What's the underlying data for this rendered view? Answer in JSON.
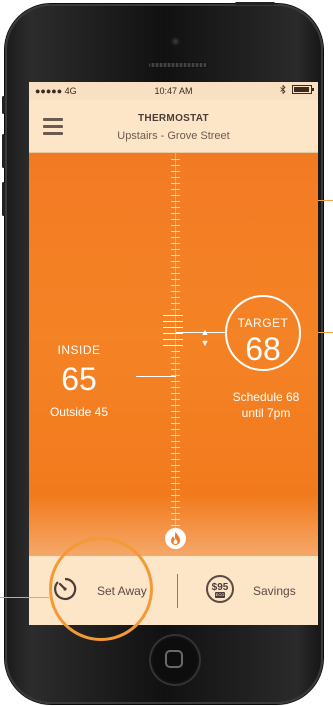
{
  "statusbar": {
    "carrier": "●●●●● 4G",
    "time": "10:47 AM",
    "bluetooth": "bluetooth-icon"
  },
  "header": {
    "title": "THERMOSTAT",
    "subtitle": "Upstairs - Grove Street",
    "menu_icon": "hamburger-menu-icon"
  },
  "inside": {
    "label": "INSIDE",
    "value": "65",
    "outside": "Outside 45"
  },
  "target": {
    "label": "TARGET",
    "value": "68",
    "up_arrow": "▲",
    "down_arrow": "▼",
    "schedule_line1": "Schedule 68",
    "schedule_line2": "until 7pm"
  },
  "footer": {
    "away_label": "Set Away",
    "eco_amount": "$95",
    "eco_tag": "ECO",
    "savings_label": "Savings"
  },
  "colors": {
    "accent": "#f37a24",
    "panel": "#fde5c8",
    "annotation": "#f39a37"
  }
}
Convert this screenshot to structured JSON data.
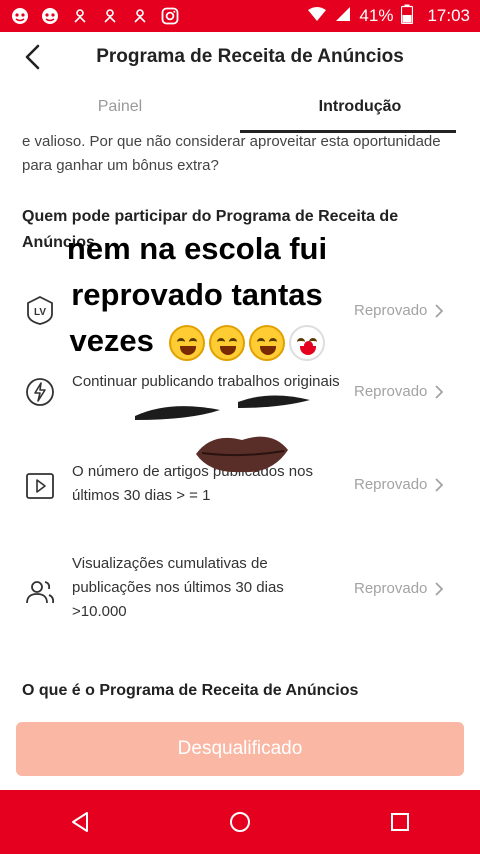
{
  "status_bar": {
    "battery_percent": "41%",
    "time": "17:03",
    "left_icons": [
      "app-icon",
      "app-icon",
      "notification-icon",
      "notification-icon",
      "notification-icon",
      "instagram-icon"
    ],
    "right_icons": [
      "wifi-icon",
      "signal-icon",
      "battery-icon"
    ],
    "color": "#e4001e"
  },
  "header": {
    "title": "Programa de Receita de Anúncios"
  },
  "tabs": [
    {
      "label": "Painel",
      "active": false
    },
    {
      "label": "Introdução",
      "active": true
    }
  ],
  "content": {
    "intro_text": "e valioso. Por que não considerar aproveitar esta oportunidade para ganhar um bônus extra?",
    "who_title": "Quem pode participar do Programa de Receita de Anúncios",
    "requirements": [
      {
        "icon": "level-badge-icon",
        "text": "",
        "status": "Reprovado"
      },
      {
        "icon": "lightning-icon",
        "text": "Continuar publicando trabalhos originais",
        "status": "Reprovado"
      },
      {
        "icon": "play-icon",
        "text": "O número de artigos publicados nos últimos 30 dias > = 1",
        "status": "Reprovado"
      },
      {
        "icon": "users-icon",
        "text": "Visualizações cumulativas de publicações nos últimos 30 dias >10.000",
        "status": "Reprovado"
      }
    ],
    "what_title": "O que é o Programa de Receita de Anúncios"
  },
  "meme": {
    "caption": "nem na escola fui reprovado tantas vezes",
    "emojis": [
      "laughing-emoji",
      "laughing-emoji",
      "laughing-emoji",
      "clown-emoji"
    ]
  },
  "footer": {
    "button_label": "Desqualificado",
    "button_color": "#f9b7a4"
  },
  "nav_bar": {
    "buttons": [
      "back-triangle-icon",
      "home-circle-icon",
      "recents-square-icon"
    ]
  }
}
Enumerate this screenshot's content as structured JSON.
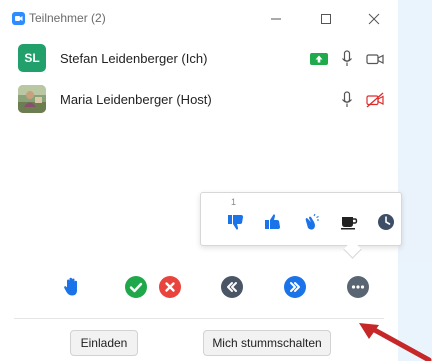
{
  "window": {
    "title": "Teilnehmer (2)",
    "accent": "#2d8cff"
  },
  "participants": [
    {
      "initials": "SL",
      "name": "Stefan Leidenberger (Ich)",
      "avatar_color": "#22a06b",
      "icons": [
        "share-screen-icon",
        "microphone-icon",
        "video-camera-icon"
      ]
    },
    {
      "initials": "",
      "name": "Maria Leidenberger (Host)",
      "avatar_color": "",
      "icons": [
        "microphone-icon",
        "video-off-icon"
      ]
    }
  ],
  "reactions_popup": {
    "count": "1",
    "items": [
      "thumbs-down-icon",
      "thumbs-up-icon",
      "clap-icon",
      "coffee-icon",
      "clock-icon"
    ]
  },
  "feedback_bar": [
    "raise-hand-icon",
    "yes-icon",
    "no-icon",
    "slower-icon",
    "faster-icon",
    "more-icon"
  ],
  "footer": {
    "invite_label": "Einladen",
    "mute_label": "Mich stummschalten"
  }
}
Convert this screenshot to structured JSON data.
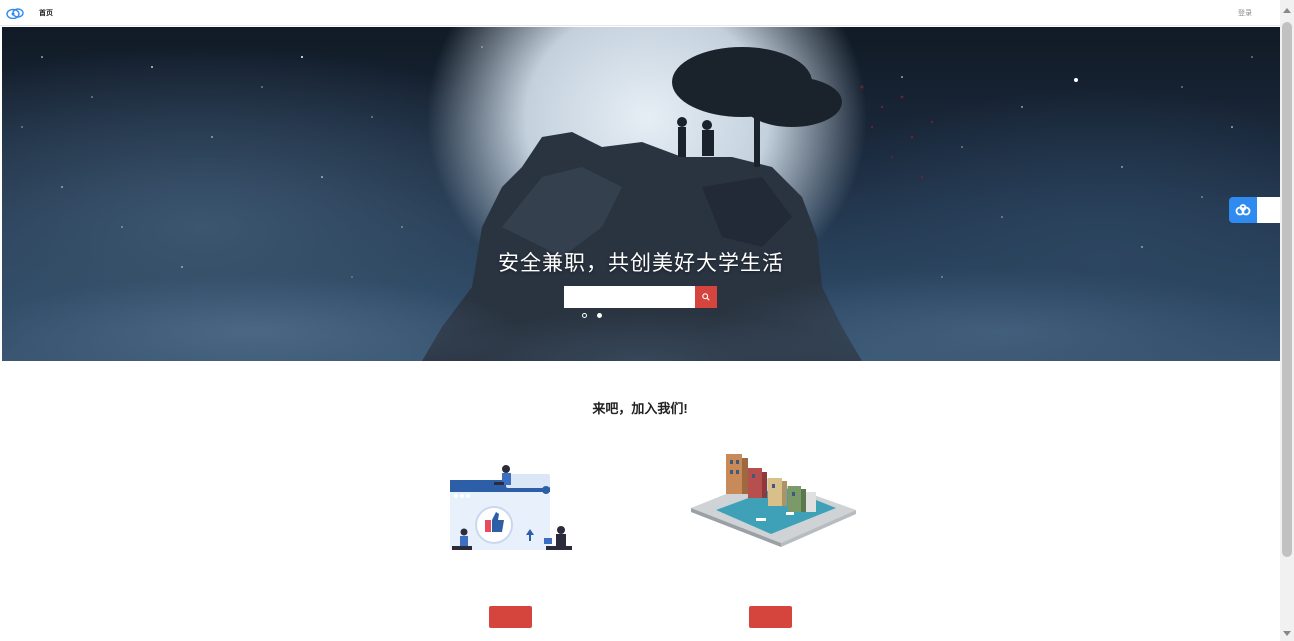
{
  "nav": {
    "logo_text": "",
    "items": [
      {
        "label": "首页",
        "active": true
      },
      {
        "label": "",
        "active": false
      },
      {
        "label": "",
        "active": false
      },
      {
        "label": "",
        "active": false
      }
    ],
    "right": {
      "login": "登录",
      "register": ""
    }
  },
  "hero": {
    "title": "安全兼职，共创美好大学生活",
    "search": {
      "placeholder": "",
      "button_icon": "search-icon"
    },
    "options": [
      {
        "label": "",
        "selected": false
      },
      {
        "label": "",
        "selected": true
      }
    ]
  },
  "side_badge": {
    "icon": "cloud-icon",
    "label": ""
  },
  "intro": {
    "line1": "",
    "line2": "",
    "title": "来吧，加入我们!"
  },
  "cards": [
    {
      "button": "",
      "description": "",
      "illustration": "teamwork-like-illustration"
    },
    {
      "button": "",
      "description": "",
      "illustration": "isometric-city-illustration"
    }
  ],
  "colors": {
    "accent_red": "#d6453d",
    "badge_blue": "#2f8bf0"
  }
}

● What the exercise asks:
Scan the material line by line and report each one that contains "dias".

● Response to this exercise:
        "text": "O número de artigos publicados nos últimos 30 dias > = 1",
        "text": "Visualizações cumulativas de publicações nos últimos 30 dias >10.000",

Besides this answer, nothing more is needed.